Edited by Toshiko Takenaka
Chapter 15: What the treatment of covenants not to compete teaches about intellectual property and competition norms
Intellectual property’s place in the skein of competition law and policy has been a source of active scholarly and doctrinal debate. Whether intellectual property rights limit or enhance the application of competition law depends upon the nature of the market, the technology, and the business practices that are at stake. The ongoing IBM, Microsoft, and Google cases provide focal points for comparison between the US and the EU as well as between common law and civil law systems. This Chapter provides an even more compelling example for understanding intellectual property and competition law: the treatment of restrictive covenants not to compete, specifically in the employment context. Restrictive covenants arise in both civil law and common law countries. They are generally understood as being useful in allowing employer firms to control and limit the spread of firm-specific knowledge. Furthermore, restrictive covenants allow an employer to train employees without the fear of employees later misappropriating their employer’s business connections and advantages. Even more critically, restrictive covenants illustrate the role of competition in promoting innovation through the entry of new firms and products in the marketplace.
You are not authenticated to view the full text of this chapter or article.
Elgaronline requires a subscription or purchase to access the full text of books or journals. Please login through your library system or with your personal username and password on the homepage.
Non-subscribers can freely search the site, view abstracts/ extracts and download selected front matter and introductory chapters for personal use.

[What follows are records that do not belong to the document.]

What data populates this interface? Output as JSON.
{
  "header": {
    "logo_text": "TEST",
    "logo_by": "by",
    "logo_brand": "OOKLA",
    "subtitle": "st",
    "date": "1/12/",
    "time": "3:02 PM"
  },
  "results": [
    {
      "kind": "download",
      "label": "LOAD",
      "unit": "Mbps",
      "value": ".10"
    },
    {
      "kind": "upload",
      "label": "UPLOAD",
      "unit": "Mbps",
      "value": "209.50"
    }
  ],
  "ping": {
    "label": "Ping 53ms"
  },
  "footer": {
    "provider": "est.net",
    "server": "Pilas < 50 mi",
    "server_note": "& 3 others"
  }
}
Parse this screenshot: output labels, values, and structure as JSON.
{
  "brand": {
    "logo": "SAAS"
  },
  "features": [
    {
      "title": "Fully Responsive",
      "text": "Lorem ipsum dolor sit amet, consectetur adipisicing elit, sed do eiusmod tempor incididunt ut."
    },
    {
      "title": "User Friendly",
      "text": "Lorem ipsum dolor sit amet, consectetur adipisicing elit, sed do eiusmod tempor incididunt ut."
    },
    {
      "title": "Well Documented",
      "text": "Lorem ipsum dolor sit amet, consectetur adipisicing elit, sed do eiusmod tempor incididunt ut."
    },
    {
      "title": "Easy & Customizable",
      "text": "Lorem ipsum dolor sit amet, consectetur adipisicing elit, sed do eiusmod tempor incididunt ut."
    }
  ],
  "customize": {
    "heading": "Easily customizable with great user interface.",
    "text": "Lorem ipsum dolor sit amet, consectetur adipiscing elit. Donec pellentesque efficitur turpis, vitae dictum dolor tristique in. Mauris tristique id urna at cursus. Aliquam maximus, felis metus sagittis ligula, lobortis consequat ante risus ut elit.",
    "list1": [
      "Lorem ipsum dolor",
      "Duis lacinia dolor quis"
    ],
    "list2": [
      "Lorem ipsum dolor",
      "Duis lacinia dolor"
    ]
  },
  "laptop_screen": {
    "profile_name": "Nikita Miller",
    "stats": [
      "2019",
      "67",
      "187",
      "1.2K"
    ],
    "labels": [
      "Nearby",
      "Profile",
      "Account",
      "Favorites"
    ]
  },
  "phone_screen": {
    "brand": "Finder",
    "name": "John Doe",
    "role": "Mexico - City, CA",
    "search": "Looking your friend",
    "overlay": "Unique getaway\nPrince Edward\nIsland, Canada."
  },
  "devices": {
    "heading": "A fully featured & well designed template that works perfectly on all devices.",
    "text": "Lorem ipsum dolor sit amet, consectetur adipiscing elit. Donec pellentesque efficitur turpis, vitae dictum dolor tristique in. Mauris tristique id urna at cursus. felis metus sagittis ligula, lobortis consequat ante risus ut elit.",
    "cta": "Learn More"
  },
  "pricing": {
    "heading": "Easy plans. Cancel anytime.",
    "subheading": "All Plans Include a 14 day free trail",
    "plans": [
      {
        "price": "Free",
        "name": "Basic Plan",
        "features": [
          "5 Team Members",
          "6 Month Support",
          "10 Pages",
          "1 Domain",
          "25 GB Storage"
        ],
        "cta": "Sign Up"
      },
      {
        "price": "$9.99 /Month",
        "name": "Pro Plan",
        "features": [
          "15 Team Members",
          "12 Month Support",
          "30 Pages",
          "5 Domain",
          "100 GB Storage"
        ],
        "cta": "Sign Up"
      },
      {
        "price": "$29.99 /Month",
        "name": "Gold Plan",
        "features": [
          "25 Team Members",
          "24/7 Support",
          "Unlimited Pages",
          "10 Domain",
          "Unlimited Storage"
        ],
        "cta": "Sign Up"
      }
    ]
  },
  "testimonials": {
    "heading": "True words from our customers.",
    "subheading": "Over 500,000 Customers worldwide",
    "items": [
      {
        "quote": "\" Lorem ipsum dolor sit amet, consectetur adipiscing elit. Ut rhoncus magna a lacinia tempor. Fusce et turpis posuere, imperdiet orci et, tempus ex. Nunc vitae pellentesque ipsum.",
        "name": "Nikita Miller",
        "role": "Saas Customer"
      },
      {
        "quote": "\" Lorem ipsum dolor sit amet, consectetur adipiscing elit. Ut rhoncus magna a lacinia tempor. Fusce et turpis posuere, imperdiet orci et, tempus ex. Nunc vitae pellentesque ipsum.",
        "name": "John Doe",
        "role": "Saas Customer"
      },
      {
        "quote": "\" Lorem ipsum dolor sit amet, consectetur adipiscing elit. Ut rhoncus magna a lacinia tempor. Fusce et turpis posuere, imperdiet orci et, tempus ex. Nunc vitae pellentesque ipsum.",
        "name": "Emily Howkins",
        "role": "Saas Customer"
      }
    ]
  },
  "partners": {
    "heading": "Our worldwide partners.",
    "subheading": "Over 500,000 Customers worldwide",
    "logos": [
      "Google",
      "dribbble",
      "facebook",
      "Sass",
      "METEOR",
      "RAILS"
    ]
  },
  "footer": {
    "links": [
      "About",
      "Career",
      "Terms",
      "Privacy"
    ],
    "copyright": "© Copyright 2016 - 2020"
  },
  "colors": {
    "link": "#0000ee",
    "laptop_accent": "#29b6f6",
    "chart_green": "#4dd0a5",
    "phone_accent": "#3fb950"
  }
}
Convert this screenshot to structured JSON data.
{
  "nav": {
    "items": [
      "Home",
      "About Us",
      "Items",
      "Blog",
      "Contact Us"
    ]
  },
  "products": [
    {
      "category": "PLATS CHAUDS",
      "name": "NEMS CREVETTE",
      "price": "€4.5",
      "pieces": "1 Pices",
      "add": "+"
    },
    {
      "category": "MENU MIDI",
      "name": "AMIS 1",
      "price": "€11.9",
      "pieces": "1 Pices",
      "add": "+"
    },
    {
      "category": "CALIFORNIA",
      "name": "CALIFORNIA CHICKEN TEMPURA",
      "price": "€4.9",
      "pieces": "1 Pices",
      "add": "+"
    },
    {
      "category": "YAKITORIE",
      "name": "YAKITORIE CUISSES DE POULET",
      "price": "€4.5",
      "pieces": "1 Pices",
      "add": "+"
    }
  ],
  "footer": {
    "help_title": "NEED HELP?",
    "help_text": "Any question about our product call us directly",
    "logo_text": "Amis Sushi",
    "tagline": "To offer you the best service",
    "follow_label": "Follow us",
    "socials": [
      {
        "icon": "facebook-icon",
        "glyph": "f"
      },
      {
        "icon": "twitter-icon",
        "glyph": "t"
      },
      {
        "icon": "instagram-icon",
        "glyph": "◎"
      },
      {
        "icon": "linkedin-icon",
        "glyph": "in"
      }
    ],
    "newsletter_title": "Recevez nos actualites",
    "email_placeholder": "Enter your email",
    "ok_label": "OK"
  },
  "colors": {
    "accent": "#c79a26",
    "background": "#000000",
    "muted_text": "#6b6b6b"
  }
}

Your library may not have purchased all subject areas. If you are authenticated and think you should have access to this title, please contact your librarian.